The first thing to note is the ability to change the time frame. In the first phase of the analysis of a trader, it is definitely useful to display the greatest period possible, so it is good to set it to “last two years”.
With the Wheel button, you can edit some basic settings of the chart.
With the Drawing button you have access to all the graphical, technical and analysis tools. Such indicators usually are used on trading charts, such as on the chart of a currency pair.
In the case of an equity line chart, I don’t see any particular usefulness. However, someone may try to play with some and observe the performance of a trader from a purely technical point of view, with some oscillator, for example with the Bollinger bands.
One thing, however, is useful, and it’s the written Annotations (as well as other tools with which you can “draw” on the chart). With these options, you can literally write your notes directly on the graph, wherever you prefer, perhaps to graphically remind the happening of a specific event (Brexit? Greece Debt Crisis?).
NOTE: To delete any item you entered in the chart just click on it but with the right mouse button.
Let’s see now a really interesting option. I.e. the function to overlay, over the trader’s line, the chartst of other instruments or the equity line of other traders.
Click on the appropriate button, type the first few letters of the trader’s name or of the TICKER instrument (for example EURUSD or SPX500), and click on the desired item that will appear in the list.
At that point, on the chart will appear both lines, one above the other.
This feature can really come in handy by placing data and performance in a totally different perspective than usual.
- Do you want to compare the performance of two or more traders in the last year?
- Do you want to compare the performance of one or more traders against a benchmark (e.g. S&P 500)?
Use and test this function thoroughly, it will really let you think in perspective.
In conclusion, this chart is extremely useful to work on one of the most important parameters of risk analysis, that is the drawdown.

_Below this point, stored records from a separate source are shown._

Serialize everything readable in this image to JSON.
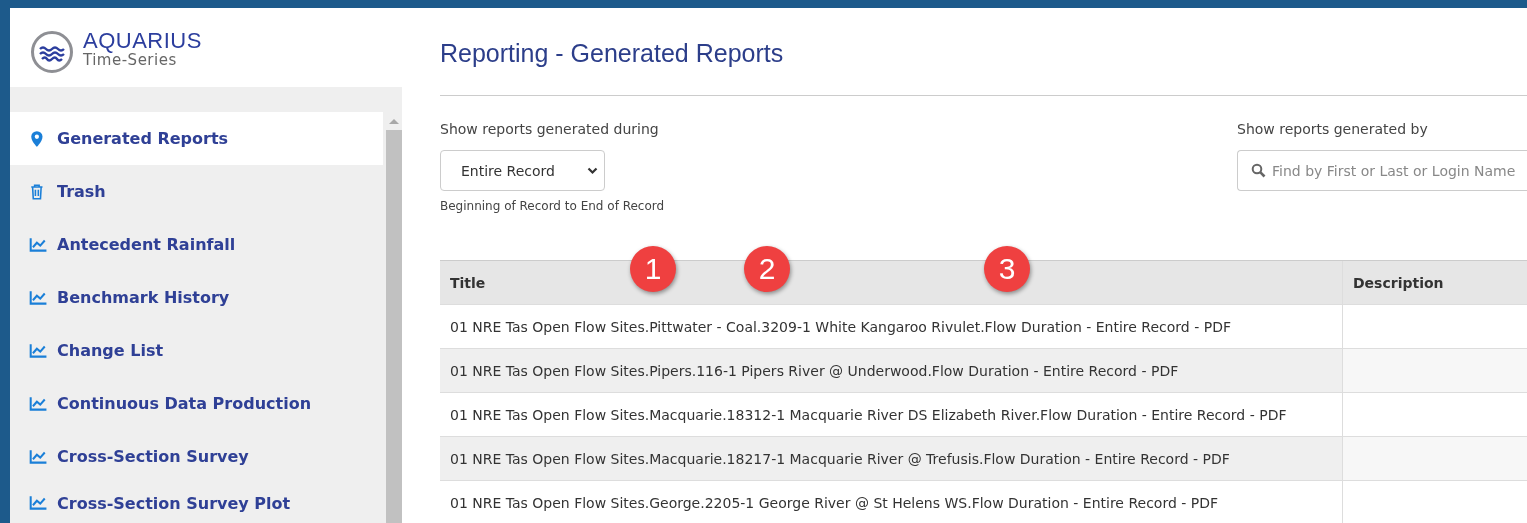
{
  "logo": {
    "name": "AQUARIUS",
    "subtitle": "Time-Series"
  },
  "sidebar": {
    "items": [
      {
        "label": "Generated Reports",
        "kind": "location",
        "selected": true
      },
      {
        "label": "Trash",
        "kind": "trash",
        "selected": false
      },
      {
        "label": "Antecedent Rainfall",
        "kind": "report",
        "selected": false
      },
      {
        "label": "Benchmark History",
        "kind": "report",
        "selected": false
      },
      {
        "label": "Change List",
        "kind": "report",
        "selected": false
      },
      {
        "label": "Continuous Data Production",
        "kind": "report",
        "selected": false
      },
      {
        "label": "Cross-Section Survey",
        "kind": "report",
        "selected": false
      },
      {
        "label": "Cross-Section Survey Plot",
        "kind": "report",
        "selected": false
      }
    ]
  },
  "page_title": "Reporting - Generated Reports",
  "filters": {
    "period": {
      "label": "Show reports generated during",
      "value": "Entire Record",
      "hint": "Beginning of Record to End of Record"
    },
    "user": {
      "label": "Show reports generated by",
      "placeholder": "Find by First or Last or Login Name"
    }
  },
  "table": {
    "columns": [
      "Title",
      "Description"
    ],
    "rows": [
      {
        "title": "01 NRE Tas Open Flow Sites.Pittwater - Coal.3209-1 White Kangaroo Rivulet.Flow Duration - Entire Record - PDF"
      },
      {
        "title": "01 NRE Tas Open Flow Sites.Pipers.116-1 Pipers River @ Underwood.Flow Duration - Entire Record - PDF"
      },
      {
        "title": "01 NRE Tas Open Flow Sites.Macquarie.18312-1 Macquarie River DS Elizabeth River.Flow Duration - Entire Record - PDF"
      },
      {
        "title": "01 NRE Tas Open Flow Sites.Macquarie.18217-1 Macquarie River @ Trefusis.Flow Duration - Entire Record - PDF"
      },
      {
        "title": "01 NRE Tas Open Flow Sites.George.2205-1 George River @ St Helens WS.Flow Duration - Entire Record - PDF"
      }
    ]
  },
  "callouts": [
    "1",
    "2",
    "3"
  ]
}
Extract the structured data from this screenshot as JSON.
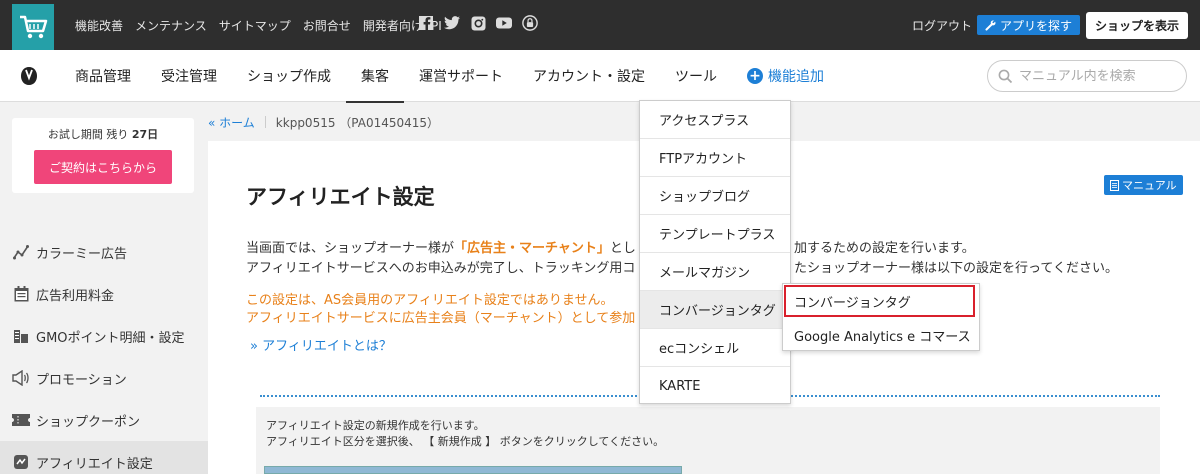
{
  "topbar": {
    "links": [
      "機能改善",
      "メンテナンス",
      "サイトマップ",
      "お問合せ",
      "開発者向けAPI"
    ],
    "sns_icons": [
      "facebook-icon",
      "twitter-icon",
      "instagram-icon",
      "youtube-icon",
      "lock-icon"
    ],
    "logout": "ログアウト",
    "app_button": "アプリを探す",
    "shop_button": "ショップを表示"
  },
  "nav": {
    "items": [
      "商品管理",
      "受注管理",
      "ショップ作成",
      "集客",
      "運営サポート",
      "アカウント・設定",
      "ツール"
    ],
    "active": "集客",
    "add_feature": "機能追加",
    "search_placeholder": "マニュアル内を検索"
  },
  "sidebar": {
    "trial_prefix": "お試し期間 残り",
    "trial_days": "27日",
    "contract_button": "ご契約はこちらから",
    "items": [
      {
        "label": "カラーミー広告",
        "icon": "chart-line-icon"
      },
      {
        "label": "広告利用料金",
        "icon": "calendar-icon"
      },
      {
        "label": "GMOポイント明細・設定",
        "icon": "coins-icon"
      },
      {
        "label": "プロモーション",
        "icon": "megaphone-icon"
      },
      {
        "label": "ショップクーポン",
        "icon": "coupon-icon"
      },
      {
        "label": "アフィリエイト設定",
        "icon": "affiliate-icon"
      }
    ],
    "active_item": "アフィリエイト設定"
  },
  "breadcrumb": {
    "home": "« ホーム",
    "current": "kkpp0515 （PA01450415）"
  },
  "main": {
    "title": "アフィリエイト設定",
    "manual_button": "マニュアル",
    "desc1_pre": "当画面では、ショップオーナー様が",
    "desc1_hl": "「広告主・マーチャント」",
    "desc1_post": "とし",
    "desc1_tail": "加するための設定を行います。",
    "desc2_pre": "アフィリエイトサービスへのお申込みが完了し、トラッキング用コ",
    "desc2_tail": "たショップオーナー様は以下の設定を行ってください。",
    "warn1": "この設定は、AS会員用のアフィリエイト設定ではありません。",
    "warn2": "アフィリエイトサービスに広告主会員（マーチャント）として参加",
    "whatis": "» アフィリエイトとは？",
    "info1": "アフィリエイト設定の新規作成を行います。",
    "info2": "アフィリエイト区分を選択後、 【 新規作成 】 ボタンをクリックしてください。"
  },
  "dropdown": {
    "items": [
      "アクセスプラス",
      "FTPアカウント",
      "ショップブログ",
      "テンプレートプラス",
      "メールマガジン",
      "コンバージョンタグ",
      "ecコンシェル",
      "KARTE"
    ],
    "hovered": "コンバージョンタグ"
  },
  "submenu": {
    "items": [
      "コンバージョンタグ",
      "Google Analytics e コマース"
    ],
    "highlighted": "コンバージョンタグ"
  },
  "colors": {
    "topbar_bg": "#2e2e2e",
    "logo_bg": "#25a0a8",
    "accent_blue": "#1d7fd6",
    "contract_pink": "#f0457a",
    "warning_orange": "#e8811a",
    "highlight_red": "#d9202c"
  }
}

As we shall see in the next lesson, thanks to this chart we can go beyond the data provided directly by eToro, and manually obtain new data on the trader’s maximum drawdown, to have an even broader and detailed picture of his performance.
Let’s dive right into the next lesson.